US5143965A (en) Magnesium hydroxide having fine, plate-like crystalline structure and process therefor
US6348536B1 (en) Lamellar filler process for the treatment of polymers
US6894089B2 (en) Modified silane treated pigments or fillers and compositions containing the same
US20080003131A1 (en) Transitional alumina particulate materials having controlled morphology and processing for forming same
US5461101A (en) Particulate magnesium hydroxide
US4798856A (en) Pigment dispersion in resin
US20060000390A1 (en) Titanium dioxide pigment and polymer compositions
JP2002363443A (en) Surface-treated inorganic filler and resin composition containing the same compounded therewith
US5891235A (en) Additive for resins, process for its preparation and olefin resin composition using this additive
EP0707051A1 (en) Inorganic particles coated with an alkylphosphonic acid or an ester thereof, their preparation and their use
US20050124745A1 (en) Flame retardant composites
JP2003054941A (en) Needle boehmite and needle alumina and resin composition containing them
WO2001032787A1 (en) Treating particulate alkaline earth metal carbonates
US7189775B2 (en) Boehmite particles and polymer materials incorporating same
CN1536000A (en) Nano inorganic composite fire-resisting agent for macromolecular material
EP1760116A1 (en) Titanium dioxide pigments, process for the production thereof, and resin compositions containing the pigments
US6126915A (en) Titanium dioxide reduced in volatile water content, process for producing the same, and masterbatch containing the same
EP2390285A1 (en) Process for the preparation of surface treated mineral filler products and uses of same
JP2003002642A (en) Hexagonal-plate-like boehmite, hexagonal-plate-like alumina, and method for producing them
US20070072959A1 (en) Zinc oxide coated particles, compositions containing the same, and methods for making the same
US6376077B1 (en) Process for the production of coupling agent-treated inorganic particles and use thereof
JP2001261976A (en) Resin composition
WO2005026252A1 (en) Surface-modified fillers for polymer resin compositions
WO1999028050A1 (en) Treating particulate alkaline earth metal carbonates
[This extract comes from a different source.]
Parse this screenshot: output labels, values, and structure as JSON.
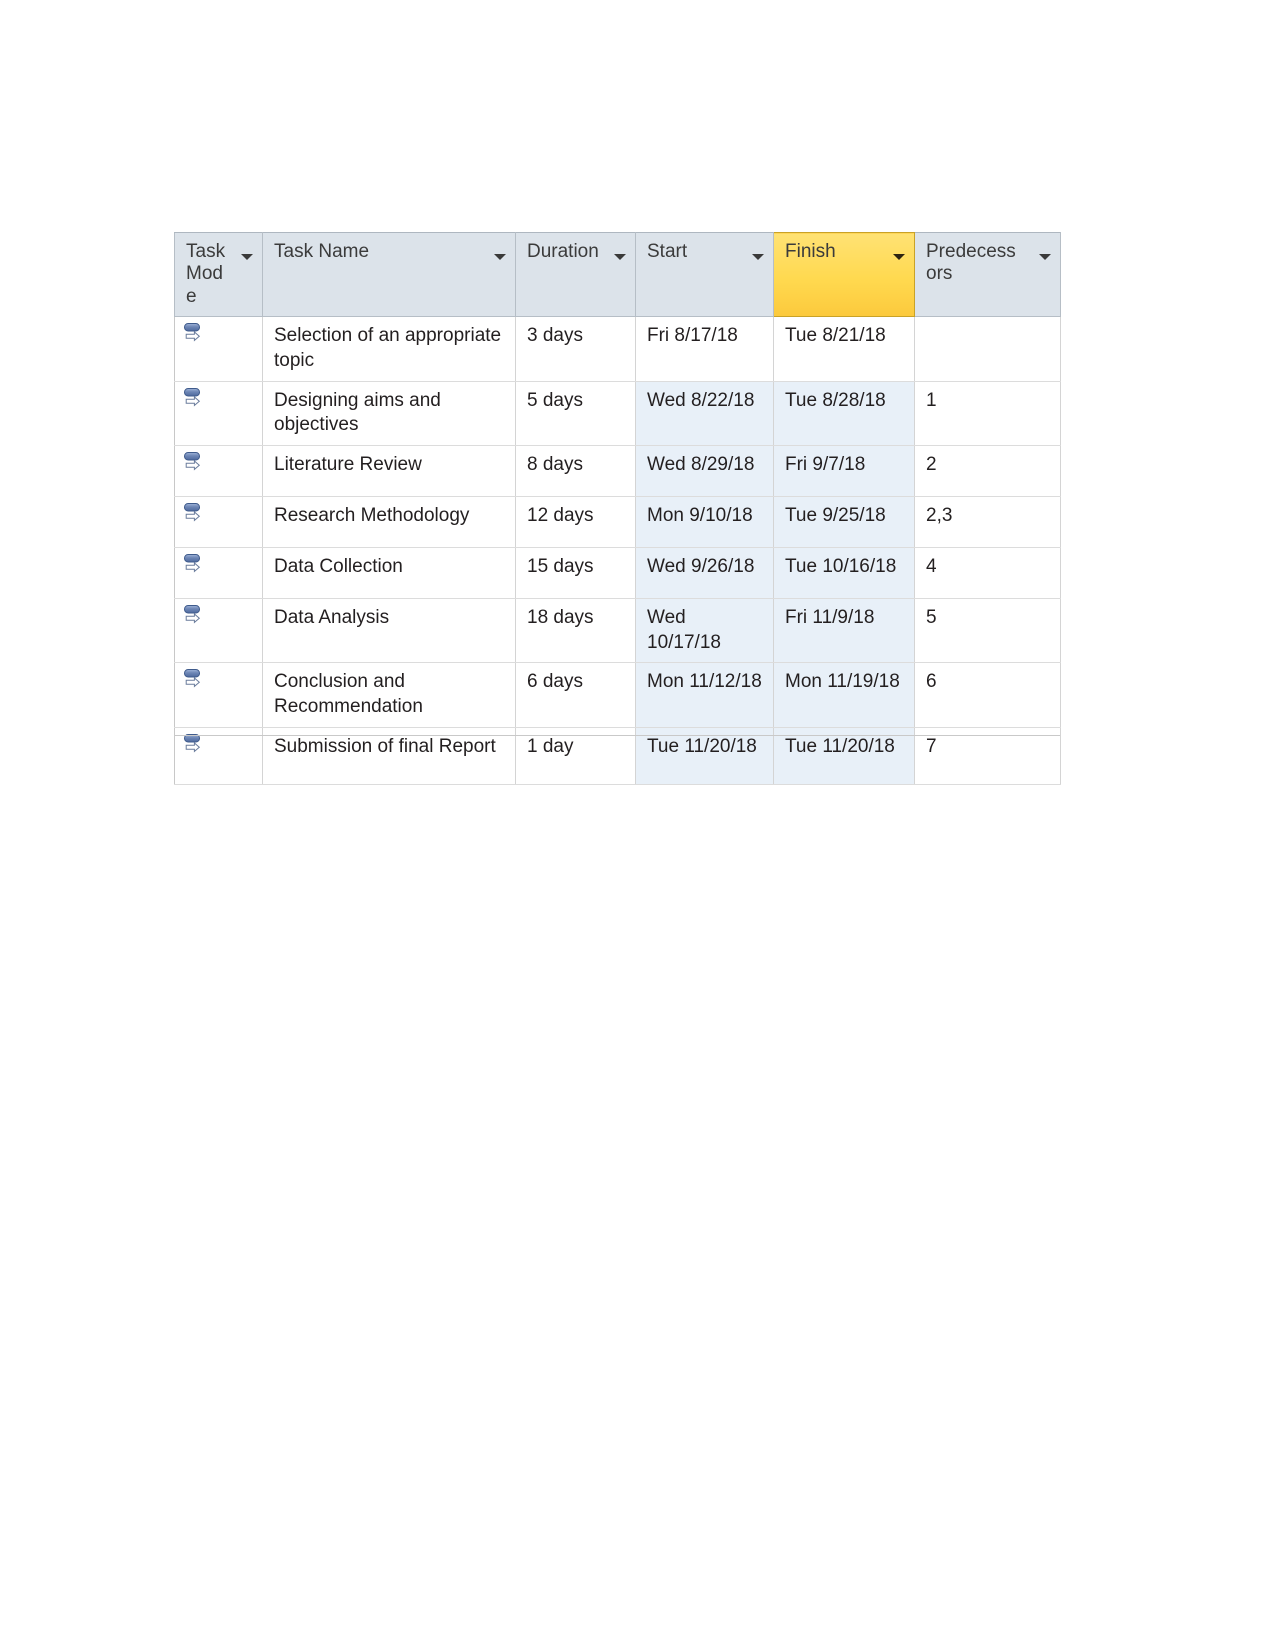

Legal Events

Date Code Title Description
FPAY Fee payment

Year of fee payment: 4